[PROVIDED ENTRIES Boundary: Start]

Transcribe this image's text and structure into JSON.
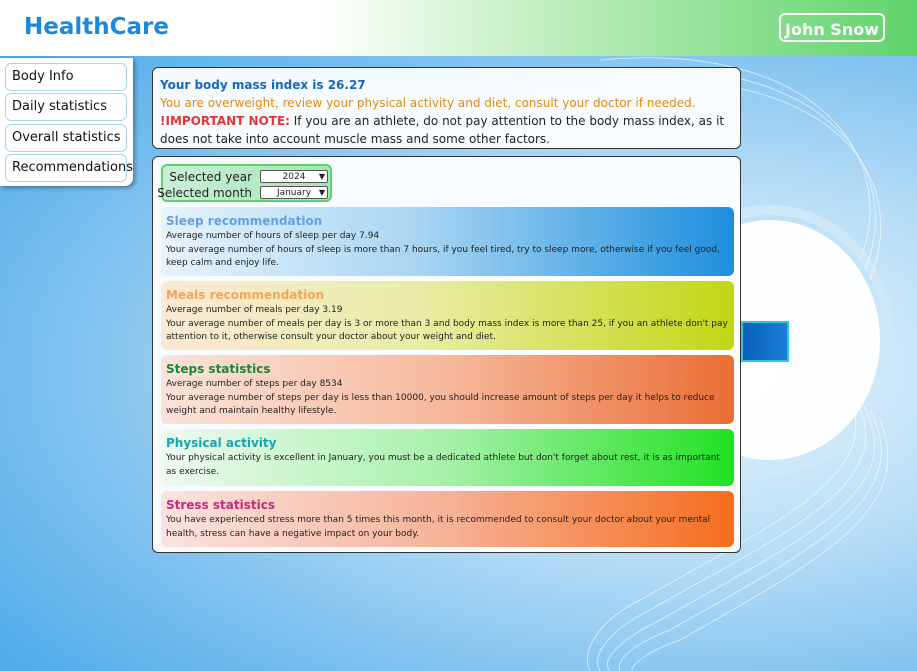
{
  "header": {
    "brand": "HealthCare",
    "user_name": "John Snow"
  },
  "sidebar": {
    "items": [
      {
        "label": "Body Info"
      },
      {
        "label": "Daily statistics"
      },
      {
        "label": "Overall statistics"
      },
      {
        "label": "Recommendations"
      }
    ]
  },
  "bmi": {
    "title": "Your body mass index is 26.27",
    "status": "You are overweight, review your physical activity and diet, consult your doctor if needed.",
    "important_label": "!IMPORTANT NOTE:",
    "important_text": " If you are an athlete, do not pay attention to the body mass index, as it does not take into account muscle mass and some other factors."
  },
  "filters": {
    "year_label": "Selected year",
    "year_value": "2024",
    "month_label": "Selected month",
    "month_value": "January"
  },
  "cards": {
    "sleep": {
      "title": "Sleep recommendation",
      "line1": "Average number of hours of sleep per day 7.94",
      "line2": "Your average number of hours of sleep is more than 7 hours, if you feel tired, try to sleep more, otherwise if you feel good, keep calm and enjoy life."
    },
    "meals": {
      "title": "Meals recommendation",
      "line1": "Average number of meals per day 3.19",
      "line2": "Your average number of meals per day is 3 or more than 3 and body mass index is more than 25, if you an athlete don't pay attention to it, otherwise consult your doctor about your weight and diet."
    },
    "steps": {
      "title": "Steps statistics",
      "line1": "Average number of steps per day 8534",
      "line2": "Your average number of steps per day is less than 10000, you should increase amount of steps per day it helps to reduce weight and maintain healthy lifestyle."
    },
    "physical": {
      "title": "Physical activity",
      "line1": "Your physical activity is excellent in January, you must be a dedicated athlete but don't forget about rest, it is as important as exercise."
    },
    "stress": {
      "title": "Stress statistics",
      "line1": "You have experienced stress more than 5 times this month, it is recommended to consult your doctor about your mental health, stress can have a negative impact on your body."
    }
  },
  "icons": {
    "dropdown": "chevron-down-icon"
  }
}
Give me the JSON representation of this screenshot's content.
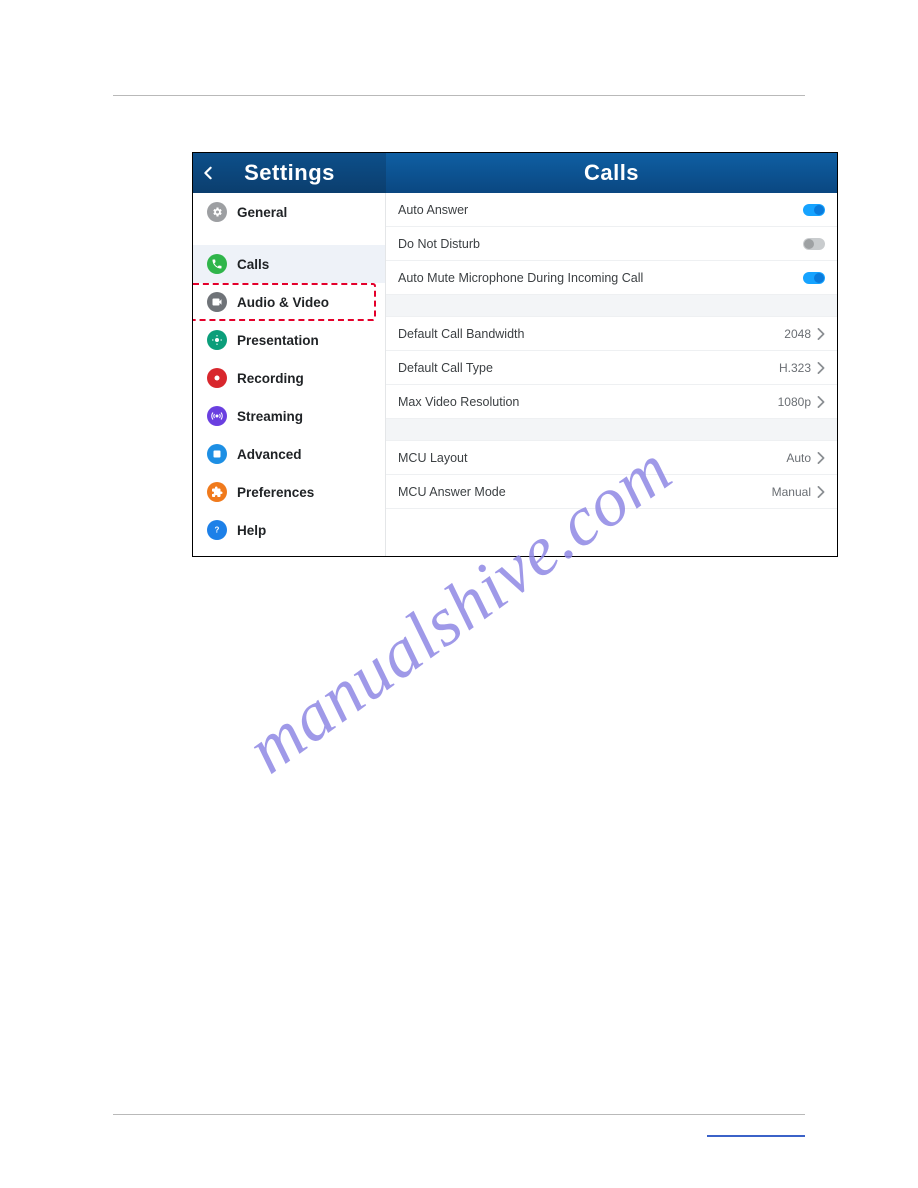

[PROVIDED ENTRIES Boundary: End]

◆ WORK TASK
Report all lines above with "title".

◆ TASK OUTPUT
    "title": "Your body mass index is 26.27",
      "title": "Sleep recommendation",
      "title": "Meals recommendation",
      "title": "Steps statistics",
      "title": "Physical activity",
      "title": "Stress statistics",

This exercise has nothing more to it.